• _Exercise instructions_
Please copy each line below that contains the word "title".

• _Records to use_
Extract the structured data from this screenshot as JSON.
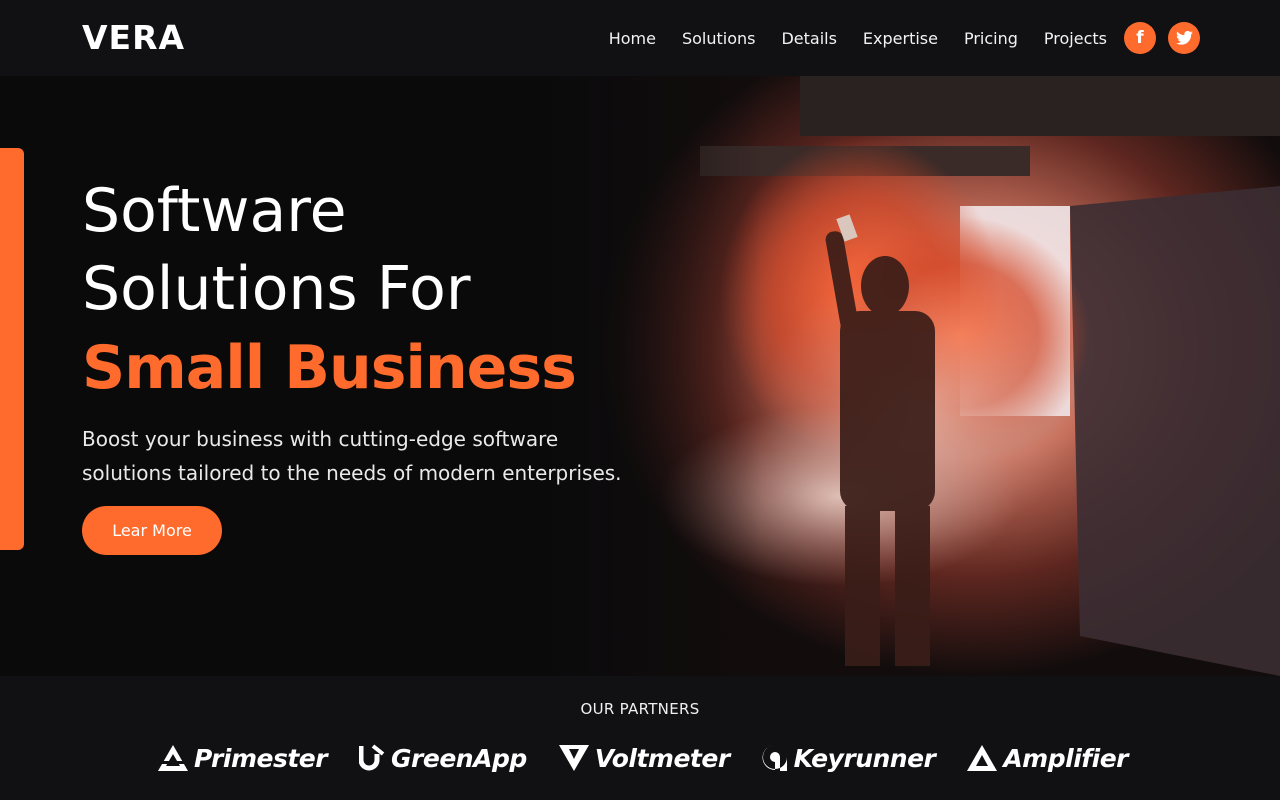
{
  "brand": {
    "logo": "VERA"
  },
  "nav": {
    "items": [
      {
        "label": "Home"
      },
      {
        "label": "Solutions"
      },
      {
        "label": "Details"
      },
      {
        "label": "Expertise"
      },
      {
        "label": "Pricing"
      },
      {
        "label": "Projects"
      }
    ],
    "social": [
      {
        "icon": "facebook-icon",
        "glyph": "f"
      },
      {
        "icon": "twitter-icon"
      }
    ]
  },
  "hero": {
    "line1": "Software",
    "line2": "Solutions For",
    "accent": "Small Business",
    "subtext": "Boost your business with cutting-edge software solutions tailored to the needs of modern enterprises.",
    "cta": "Lear More",
    "image": "person-holding-orange-smoke-flare-in-tunnel"
  },
  "partners": {
    "title": "OUR PARTNERS",
    "items": [
      {
        "name": "Primester",
        "icon": "primester-logo-icon"
      },
      {
        "name": "GreenApp",
        "icon": "greenapp-logo-icon"
      },
      {
        "name": "Voltmeter",
        "icon": "voltmeter-logo-icon"
      },
      {
        "name": "Keyrunner",
        "icon": "keyrunner-logo-icon"
      },
      {
        "name": "Amplifier",
        "icon": "amplifier-logo-icon"
      }
    ]
  },
  "colors": {
    "accent": "#ff6b2c",
    "background": "#0a0a0b",
    "navbar": "#111113"
  }
}
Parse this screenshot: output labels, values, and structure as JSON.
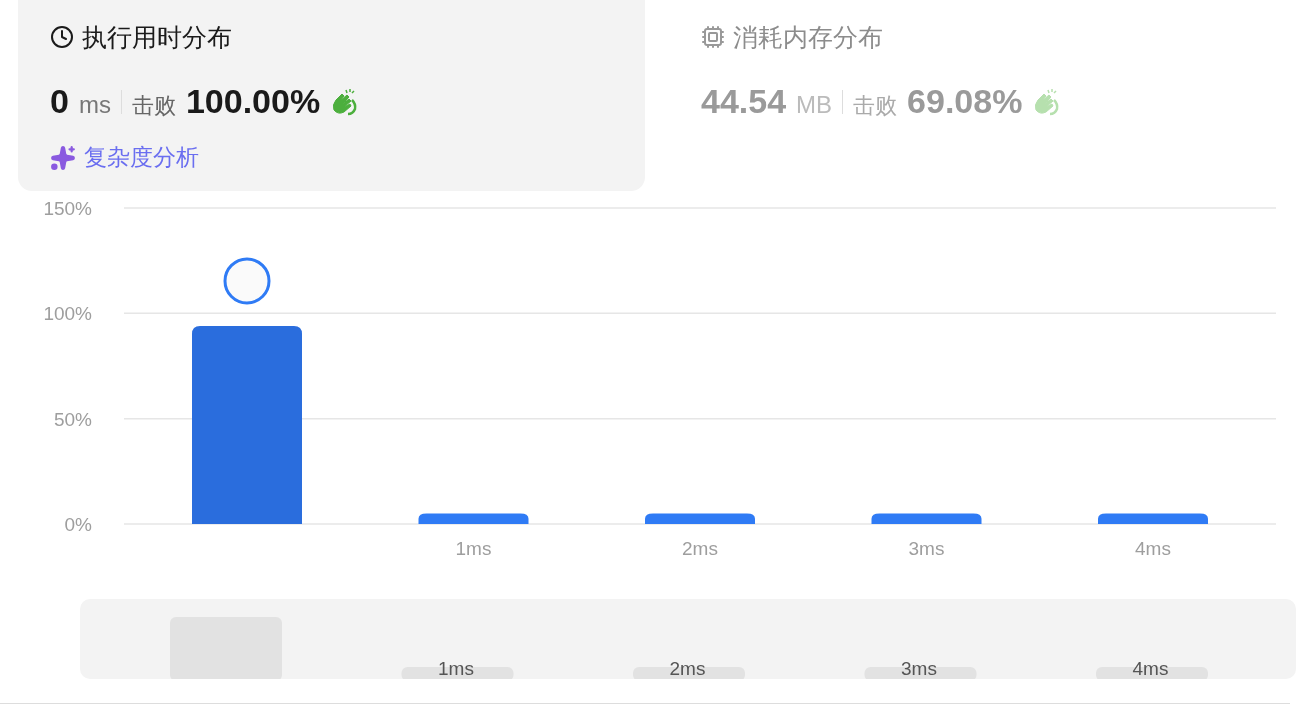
{
  "panels": [
    {
      "kind": "time",
      "title": "执行用时分布",
      "value": "0",
      "unit": "ms",
      "beats_label": "击败",
      "beats": "100.00%",
      "selected": true,
      "link": "复杂度分析"
    },
    {
      "kind": "memory",
      "title": "消耗内存分布",
      "value": "44.54",
      "unit": "MB",
      "beats_label": "击败",
      "beats": "69.08%",
      "selected": false
    }
  ],
  "chart": {
    "chart_data": {
      "type": "bar",
      "categories": [
        null,
        "1ms",
        "2ms",
        "3ms",
        "4ms"
      ],
      "values": [
        94,
        5,
        5,
        5,
        5
      ],
      "ylim": [
        0,
        150
      ],
      "yticks": [
        {
          "value": 0,
          "label": "0%"
        },
        {
          "value": 50,
          "label": "50%"
        },
        {
          "value": 100,
          "label": "100%"
        },
        {
          "value": 150,
          "label": "150%"
        }
      ]
    },
    "bars": [
      {
        "avatar": true
      },
      {
        "avatar": false
      },
      {
        "avatar": false
      },
      {
        "avatar": false
      },
      {
        "avatar": false
      }
    ]
  },
  "navigator": {
    "labels": [
      "1ms",
      "2ms",
      "3ms",
      "4ms"
    ]
  }
}
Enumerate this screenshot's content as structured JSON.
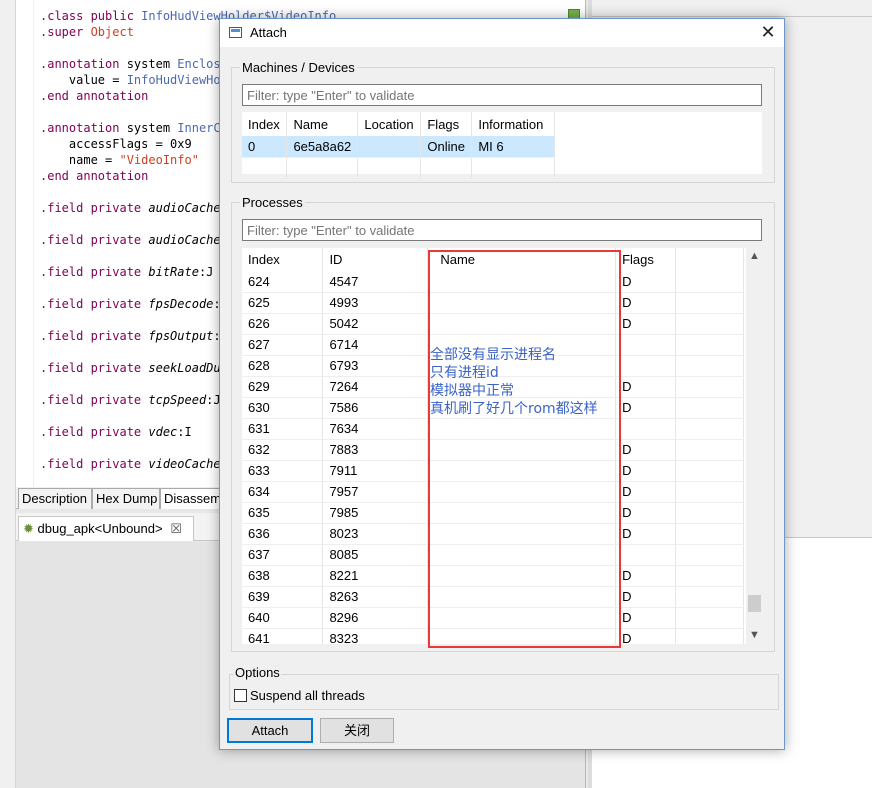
{
  "ide": {
    "code_lines": [
      {
        "parts": [
          {
            "t": ".class ",
            "c": "kw"
          },
          {
            "t": "public ",
            "c": "kw"
          },
          {
            "t": "InfoHudViewHolder$VideoInfo",
            "c": "ty"
          }
        ]
      },
      {
        "parts": [
          {
            "t": ".super ",
            "c": "kw"
          },
          {
            "t": "Object",
            "c": "ty st"
          }
        ]
      },
      {
        "parts": []
      },
      {
        "parts": [
          {
            "t": ".annotation ",
            "c": "kw"
          },
          {
            "t": "system ",
            "c": ""
          },
          {
            "t": "Enclosi",
            "c": "ty"
          }
        ]
      },
      {
        "parts": [
          {
            "t": "    value = ",
            "c": ""
          },
          {
            "t": "InfoHudViewHol",
            "c": "ty"
          }
        ]
      },
      {
        "parts": [
          {
            "t": ".end annotation",
            "c": "kw"
          }
        ]
      },
      {
        "parts": []
      },
      {
        "parts": [
          {
            "t": ".annotation ",
            "c": "kw"
          },
          {
            "t": "system ",
            "c": ""
          },
          {
            "t": "InnerCl",
            "c": "ty"
          }
        ]
      },
      {
        "parts": [
          {
            "t": "    accessFlags = 0x9",
            "c": ""
          }
        ]
      },
      {
        "parts": [
          {
            "t": "    name = ",
            "c": ""
          },
          {
            "t": "\"VideoInfo\"",
            "c": "st"
          }
        ]
      },
      {
        "parts": [
          {
            "t": ".end annotation",
            "c": "kw"
          }
        ]
      },
      {
        "parts": []
      },
      {
        "parts": [
          {
            "t": ".field private ",
            "c": "kw"
          },
          {
            "t": "audioCached",
            "c": "it"
          }
        ]
      },
      {
        "parts": []
      },
      {
        "parts": [
          {
            "t": ".field private ",
            "c": "kw"
          },
          {
            "t": "audioCached",
            "c": "it"
          }
        ]
      },
      {
        "parts": []
      },
      {
        "parts": [
          {
            "t": ".field private ",
            "c": "kw"
          },
          {
            "t": "bitRate",
            "c": "it"
          },
          {
            "t": ":J",
            "c": ""
          }
        ]
      },
      {
        "parts": []
      },
      {
        "parts": [
          {
            "t": ".field private ",
            "c": "kw"
          },
          {
            "t": "fpsDecode",
            "c": "it"
          },
          {
            "t": ":F",
            "c": ""
          }
        ]
      },
      {
        "parts": []
      },
      {
        "parts": [
          {
            "t": ".field private ",
            "c": "kw"
          },
          {
            "t": "fpsOutput",
            "c": "it"
          },
          {
            "t": ":F",
            "c": ""
          }
        ]
      },
      {
        "parts": []
      },
      {
        "parts": [
          {
            "t": ".field private ",
            "c": "kw"
          },
          {
            "t": "seekLoadDur",
            "c": "it"
          }
        ]
      },
      {
        "parts": []
      },
      {
        "parts": [
          {
            "t": ".field private ",
            "c": "kw"
          },
          {
            "t": "tcpSpeed",
            "c": "it"
          },
          {
            "t": ":J",
            "c": ""
          }
        ]
      },
      {
        "parts": []
      },
      {
        "parts": [
          {
            "t": ".field private ",
            "c": "kw"
          },
          {
            "t": "vdec",
            "c": "it"
          },
          {
            "t": ":I",
            "c": ""
          }
        ]
      },
      {
        "parts": []
      },
      {
        "parts": [
          {
            "t": ".field private ",
            "c": "kw"
          },
          {
            "t": "videoCached",
            "c": "it"
          }
        ]
      }
    ],
    "bottom_tabs": [
      "Description",
      "Hex Dump",
      "Disassem"
    ],
    "debug_tab_label": "dbug_apk<Unbound>",
    "debug_tab_close": "☒"
  },
  "dialog": {
    "title": "Attach",
    "close_glyph": "✕",
    "machines": {
      "label": "Machines / Devices",
      "filter_placeholder": "Filter: type \"Enter\" to validate",
      "columns": [
        "Index",
        "Name",
        "Location",
        "Flags",
        "Information"
      ],
      "rows": [
        [
          "0",
          "6e5a8a62",
          "",
          "Online",
          "MI 6"
        ]
      ]
    },
    "processes": {
      "label": "Processes",
      "filter_placeholder": "Filter: type \"Enter\" to validate",
      "columns": [
        "Index",
        "ID",
        "Name",
        "Flags"
      ],
      "rows": [
        [
          "624",
          "4547",
          "",
          "D"
        ],
        [
          "625",
          "4993",
          "",
          "D"
        ],
        [
          "626",
          "5042",
          "",
          "D"
        ],
        [
          "627",
          "6714",
          "",
          ""
        ],
        [
          "628",
          "6793",
          "",
          ""
        ],
        [
          "629",
          "7264",
          "",
          "D"
        ],
        [
          "630",
          "7586",
          "",
          "D"
        ],
        [
          "631",
          "7634",
          "",
          ""
        ],
        [
          "632",
          "7883",
          "",
          "D"
        ],
        [
          "633",
          "7911",
          "",
          "D"
        ],
        [
          "634",
          "7957",
          "",
          "D"
        ],
        [
          "635",
          "7985",
          "",
          "D"
        ],
        [
          "636",
          "8023",
          "",
          "D"
        ],
        [
          "637",
          "8085",
          "",
          ""
        ],
        [
          "638",
          "8221",
          "",
          "D"
        ],
        [
          "639",
          "8263",
          "",
          "D"
        ],
        [
          "640",
          "8296",
          "",
          "D"
        ],
        [
          "641",
          "8323",
          "",
          "D"
        ]
      ]
    },
    "annotation": "全部没有显示进程名\n只有进程id\n模拟器中正常\n真机刷了好几个rom都这样",
    "options": {
      "label": "Options",
      "suspend_label": "Suspend all threads",
      "suspend_checked": false
    },
    "buttons": {
      "attach": "Attach",
      "close": "关闭"
    }
  }
}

• _Result below_
    "title": "OUR PARTNERS",
      "title": "执行用时分布",
      "title": "消耗内存分布",
    "title": "Attach",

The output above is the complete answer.